123D Catch Tips & Tricks
Here’s what we’ve learned from a marathon day at the Met with a full team of artists and museum staff. We want to share as much wisdom with readers as possible, and ask you to please chime in in the comments. Remember, this is a community! If you have experience with any of these technologies, we need to know!
The surest steps to success using 123D Catch to capture and remake art:
– Provide enough information with your pictures. Basically, make sure each point in your object is appearing in at least three shots, and make sure there is uniform light around the thing you’re trying to Catch. When you don’t have enough info, you’re likely to get a solid block of mass in your model or a total lack of mass where there should be some stuff. Check out the big hole underneath this ritual seat from the Oceanic Art collection.
– If possible, use objects in the background of what you are trying to capture to help the software parse depth. 123D Catch does not like a blank wall with flat paint.
– There is no right way to do this stuff. This is the frontier and we’re figuring this out together. Everyone in this group today was tossing out different ideas and each artist or team of artists was taking a different path toward the goal.
“This is all experimental. There is no ‘way.’” — Bre Pettis (@bre)
“By taking a whole series of close up pictures just at one level, I got really good 3D detail. Really good reproduction of very, very small depth.” — Michael Curry (skimbal)
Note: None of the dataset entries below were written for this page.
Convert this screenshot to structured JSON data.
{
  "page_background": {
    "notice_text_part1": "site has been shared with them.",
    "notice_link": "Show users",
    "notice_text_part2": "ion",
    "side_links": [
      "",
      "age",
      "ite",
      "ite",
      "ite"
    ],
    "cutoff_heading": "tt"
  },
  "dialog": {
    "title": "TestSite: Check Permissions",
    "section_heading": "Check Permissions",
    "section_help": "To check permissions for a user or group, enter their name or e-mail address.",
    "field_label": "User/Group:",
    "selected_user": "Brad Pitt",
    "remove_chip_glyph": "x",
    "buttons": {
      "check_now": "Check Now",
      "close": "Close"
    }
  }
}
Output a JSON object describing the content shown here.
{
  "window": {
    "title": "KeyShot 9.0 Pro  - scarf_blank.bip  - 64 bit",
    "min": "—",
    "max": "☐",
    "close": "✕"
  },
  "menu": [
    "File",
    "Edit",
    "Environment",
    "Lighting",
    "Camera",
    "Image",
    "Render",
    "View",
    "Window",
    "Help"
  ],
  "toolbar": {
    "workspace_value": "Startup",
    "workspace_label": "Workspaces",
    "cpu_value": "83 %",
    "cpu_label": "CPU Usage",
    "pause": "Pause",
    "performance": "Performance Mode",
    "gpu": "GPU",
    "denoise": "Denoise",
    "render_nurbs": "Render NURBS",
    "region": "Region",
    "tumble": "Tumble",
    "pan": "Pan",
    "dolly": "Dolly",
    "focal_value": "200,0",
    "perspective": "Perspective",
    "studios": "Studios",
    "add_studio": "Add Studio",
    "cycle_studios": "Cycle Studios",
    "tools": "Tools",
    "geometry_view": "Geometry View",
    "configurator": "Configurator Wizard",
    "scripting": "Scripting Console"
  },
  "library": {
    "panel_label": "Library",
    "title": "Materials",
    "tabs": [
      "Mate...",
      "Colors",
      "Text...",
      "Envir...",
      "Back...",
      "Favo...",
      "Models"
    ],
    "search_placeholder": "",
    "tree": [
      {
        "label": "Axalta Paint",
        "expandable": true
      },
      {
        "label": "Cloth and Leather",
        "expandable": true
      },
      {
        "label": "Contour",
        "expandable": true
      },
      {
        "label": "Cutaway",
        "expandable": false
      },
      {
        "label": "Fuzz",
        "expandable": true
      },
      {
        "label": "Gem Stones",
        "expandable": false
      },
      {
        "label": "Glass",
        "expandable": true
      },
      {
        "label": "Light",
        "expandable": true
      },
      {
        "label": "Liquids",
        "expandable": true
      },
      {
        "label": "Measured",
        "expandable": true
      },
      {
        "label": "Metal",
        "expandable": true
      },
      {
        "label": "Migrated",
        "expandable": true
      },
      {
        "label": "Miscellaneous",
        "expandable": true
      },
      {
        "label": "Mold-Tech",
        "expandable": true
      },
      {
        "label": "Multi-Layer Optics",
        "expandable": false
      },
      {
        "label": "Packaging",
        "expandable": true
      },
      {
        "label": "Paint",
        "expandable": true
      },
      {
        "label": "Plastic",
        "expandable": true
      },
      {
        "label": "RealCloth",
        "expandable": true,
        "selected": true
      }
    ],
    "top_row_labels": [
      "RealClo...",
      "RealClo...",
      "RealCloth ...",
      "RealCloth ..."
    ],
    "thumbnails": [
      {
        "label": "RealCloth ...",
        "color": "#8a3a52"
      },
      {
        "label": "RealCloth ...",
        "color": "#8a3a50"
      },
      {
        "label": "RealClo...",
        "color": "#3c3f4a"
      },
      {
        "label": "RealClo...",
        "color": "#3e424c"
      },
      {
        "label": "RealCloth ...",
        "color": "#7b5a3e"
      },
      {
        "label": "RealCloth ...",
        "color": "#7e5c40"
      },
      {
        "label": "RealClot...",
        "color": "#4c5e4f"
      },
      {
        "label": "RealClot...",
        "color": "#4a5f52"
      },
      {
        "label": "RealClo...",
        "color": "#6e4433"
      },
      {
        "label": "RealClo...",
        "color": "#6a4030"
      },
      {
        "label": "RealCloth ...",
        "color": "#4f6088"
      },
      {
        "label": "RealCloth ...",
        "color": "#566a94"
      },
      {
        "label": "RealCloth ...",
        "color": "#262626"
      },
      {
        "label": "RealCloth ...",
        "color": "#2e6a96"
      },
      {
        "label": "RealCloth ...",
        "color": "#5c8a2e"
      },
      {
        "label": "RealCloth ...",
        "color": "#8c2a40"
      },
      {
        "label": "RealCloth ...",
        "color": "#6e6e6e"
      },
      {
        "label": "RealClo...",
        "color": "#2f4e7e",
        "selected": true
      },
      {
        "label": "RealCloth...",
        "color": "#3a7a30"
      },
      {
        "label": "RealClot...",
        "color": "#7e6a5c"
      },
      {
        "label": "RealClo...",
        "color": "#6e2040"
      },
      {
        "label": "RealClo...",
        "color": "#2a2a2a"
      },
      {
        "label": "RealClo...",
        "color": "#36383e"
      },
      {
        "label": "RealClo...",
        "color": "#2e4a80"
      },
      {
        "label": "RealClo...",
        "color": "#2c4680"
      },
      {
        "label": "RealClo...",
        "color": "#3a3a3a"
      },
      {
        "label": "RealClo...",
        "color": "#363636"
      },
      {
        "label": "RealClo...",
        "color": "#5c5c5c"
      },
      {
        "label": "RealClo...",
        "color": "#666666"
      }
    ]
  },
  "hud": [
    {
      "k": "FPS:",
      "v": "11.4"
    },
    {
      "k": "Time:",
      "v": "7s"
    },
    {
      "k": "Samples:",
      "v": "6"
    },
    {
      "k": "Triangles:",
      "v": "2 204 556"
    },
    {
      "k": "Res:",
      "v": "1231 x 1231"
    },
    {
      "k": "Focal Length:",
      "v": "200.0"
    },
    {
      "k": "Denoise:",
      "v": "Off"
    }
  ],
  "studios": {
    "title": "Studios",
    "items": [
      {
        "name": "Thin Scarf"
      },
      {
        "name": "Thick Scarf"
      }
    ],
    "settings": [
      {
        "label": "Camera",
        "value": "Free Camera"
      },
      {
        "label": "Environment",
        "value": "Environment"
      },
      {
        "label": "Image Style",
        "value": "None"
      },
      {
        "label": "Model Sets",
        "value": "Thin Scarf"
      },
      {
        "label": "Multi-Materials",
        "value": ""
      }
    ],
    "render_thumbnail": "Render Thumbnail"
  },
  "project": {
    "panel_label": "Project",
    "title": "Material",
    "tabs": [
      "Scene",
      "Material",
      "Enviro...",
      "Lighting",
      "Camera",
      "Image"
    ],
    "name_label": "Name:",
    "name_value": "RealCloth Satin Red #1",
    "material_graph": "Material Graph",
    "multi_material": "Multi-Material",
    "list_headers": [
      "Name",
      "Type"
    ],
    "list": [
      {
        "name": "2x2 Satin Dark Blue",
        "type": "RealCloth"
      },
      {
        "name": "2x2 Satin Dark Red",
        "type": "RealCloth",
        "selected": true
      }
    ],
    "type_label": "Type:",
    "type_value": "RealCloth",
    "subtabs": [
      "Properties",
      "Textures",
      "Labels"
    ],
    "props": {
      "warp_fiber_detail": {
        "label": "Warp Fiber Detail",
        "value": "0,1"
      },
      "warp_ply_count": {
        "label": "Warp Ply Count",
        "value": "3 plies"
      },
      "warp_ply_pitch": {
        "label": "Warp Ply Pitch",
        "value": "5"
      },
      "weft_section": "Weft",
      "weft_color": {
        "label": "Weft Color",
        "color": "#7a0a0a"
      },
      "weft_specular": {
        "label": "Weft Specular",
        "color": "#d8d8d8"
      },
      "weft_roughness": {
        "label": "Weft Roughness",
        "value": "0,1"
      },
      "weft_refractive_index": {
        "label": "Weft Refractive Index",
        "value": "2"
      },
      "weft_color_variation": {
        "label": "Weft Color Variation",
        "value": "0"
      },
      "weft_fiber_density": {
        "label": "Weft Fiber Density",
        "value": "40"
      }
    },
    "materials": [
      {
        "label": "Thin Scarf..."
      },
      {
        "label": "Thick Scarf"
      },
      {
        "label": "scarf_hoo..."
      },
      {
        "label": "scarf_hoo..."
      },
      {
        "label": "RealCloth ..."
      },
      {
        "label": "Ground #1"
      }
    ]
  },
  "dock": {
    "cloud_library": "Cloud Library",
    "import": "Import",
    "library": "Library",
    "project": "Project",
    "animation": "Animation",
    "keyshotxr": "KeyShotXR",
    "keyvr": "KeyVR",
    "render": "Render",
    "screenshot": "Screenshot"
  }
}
“I’m using an iPhone to do this.” — Adam (@adamfont)
|Tagged with||123D Catch, 3d design, 3d modeling, 3d scanning, Autodesk, digital design, Met, Met MakerBot Hackathon, Metropolitan Museum of Art||4 comments|